Cyclic Spaces and S1-Equivariant Homology
- 375 Downloads
There are several ways of constructing simplicial models for the circle S 1. The simplest one consists in taking only two non-degenerate cells: one in dimension 0 and one in dimension 1. Another model consists in taking the nerve of the infinite cyclic group ℤ. Then its geometric realization has many cells. A priori this latter version, though more complicated in terms of cell decomposition, has the advantage of taking care of the group structure of S 1 ≅ Bℤ = |B.ℤ| because the nerve B.ℤ, of ℤ is a simplicial group. The main point about the cyclic setting is that in the 2-non-degenerate cell decomposition of S 1 there is a way of keeping track of its group structure. Indeed the corresponding simplicial set has n + 1 simplices in dimension n and there is a canonical identification with the elements of the cyclic group ℤ/(n + 1)ℤ. Then one can recover the group structure on the geometric realization S 1 from the group structure of the cyclic groups.
KeywordsConjugation Class Simplicial Group Discrete Group Cyclic Module Geometric Realization
Unable to display preview. Download preview PDF.
Bibliographical Comments on Chapter 7
- Goodwillie, T.G., Cyclic homology, derivations and the free loop space, Topology 2.4 (1985), 187–215.Google Scholar
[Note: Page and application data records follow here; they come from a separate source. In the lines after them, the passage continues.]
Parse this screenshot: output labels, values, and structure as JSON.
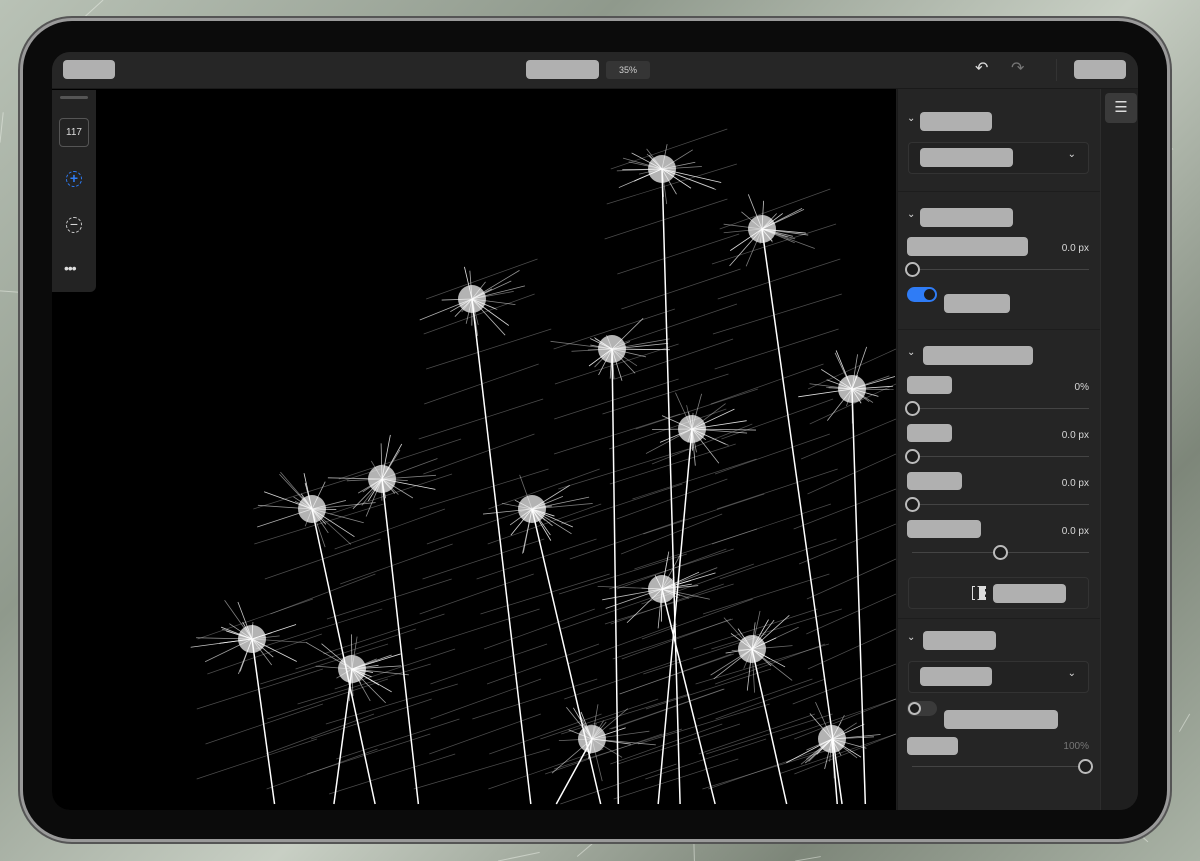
{
  "toolbar": {
    "zoom_level": "35%",
    "undo_icon": "undo-icon",
    "redo_icon": "redo-icon"
  },
  "left_tools": {
    "brush_size": "117",
    "items": [
      "zoom-in-icon",
      "zoom-out-icon",
      "more-icon"
    ]
  },
  "panel": {
    "section2": {
      "value": "0.0 px",
      "slider_fraction": 0,
      "toggle_on": true
    },
    "section3": {
      "rows": [
        {
          "value": "0%",
          "slider_fraction": 0
        },
        {
          "value": "0.0 px",
          "slider_fraction": 0
        },
        {
          "value": "0.0 px",
          "slider_fraction": 0
        },
        {
          "value": "0.0 px",
          "slider_fraction": 0.5
        }
      ]
    },
    "section4": {
      "toggle_on": false,
      "value": "100%",
      "slider_fraction": 1
    }
  },
  "colors": {
    "accent": "#2f7cf6"
  }
}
- ViguÉ-Poirrier, M., Burghelea, D., A model for cyclic homology and algebraic K-theory of 1-connected topological spaces, J. Diff. Geom. 22 (1985), 243–253.Google Scholar
- Waldhausen, F., Algebraic K-theory of topological spaces I, Proc. Symp. Pure Math. 32 Ams (1978), 35–60.Google Scholar
- Manin, Y.I., Topics in noncommutative geometry, Princeton Univ. Press, 1991. Marciniak, Z., Cyclic homology and idempotent in group rings. Springer Lect. Notes in Math. 1217 (1985), 253–257.Google Scholar
- Blanc, P., Brylinski, J.-L., Cyclic homology and the Selberg principle, J. Funct. Analysis (1992), to appear.Google Scholar